→ **Try it**: Repeat all the data that appears below, keeping it exact.

Dataset rows describing interfaces

---

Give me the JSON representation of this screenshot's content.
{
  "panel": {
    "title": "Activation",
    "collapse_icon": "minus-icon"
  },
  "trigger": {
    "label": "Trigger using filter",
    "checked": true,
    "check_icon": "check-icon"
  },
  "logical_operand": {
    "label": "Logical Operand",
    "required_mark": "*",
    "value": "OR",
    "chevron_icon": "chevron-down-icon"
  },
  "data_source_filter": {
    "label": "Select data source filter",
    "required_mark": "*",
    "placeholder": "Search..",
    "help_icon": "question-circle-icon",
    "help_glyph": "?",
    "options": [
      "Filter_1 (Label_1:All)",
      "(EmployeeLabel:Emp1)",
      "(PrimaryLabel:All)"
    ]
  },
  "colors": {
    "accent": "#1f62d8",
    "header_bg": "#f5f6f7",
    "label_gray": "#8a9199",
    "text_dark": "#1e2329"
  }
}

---

→ **Task response**:
Give me the JSON representation of this screenshot's content.
{
  "panel": {
    "title": "Activation",
    "collapse_icon": "minus-icon"
  },
  "trigger": {
    "label": "Trigger using filter",
    "checked": true,
    "check_icon": "check-icon"
  },
  "logical_operand": {
    "label": "Logical Operand",
    "required_mark": "*",
    "value": "OR",
    "chevron_icon": "chevron-down-icon"
  },
  "data_source_filter": {
    "label": "Select data source filter",
    "required_mark": "*",
    "placeholder": "Search..",
    "help_icon": "question-circle-icon",
    "help_glyph": "?",
    "options": [
      "Filter_1 (Label_1:All)",
      "(EmployeeLabel:Emp1)",
      "(PrimaryLabel:All)"
    ]
  },
  "colors": {
    "accent": "#1f62d8",
    "header_bg": "#f5f6f7",
    "label_gray": "#8a9199",
    "text_dark": "#1e2329"
  }
}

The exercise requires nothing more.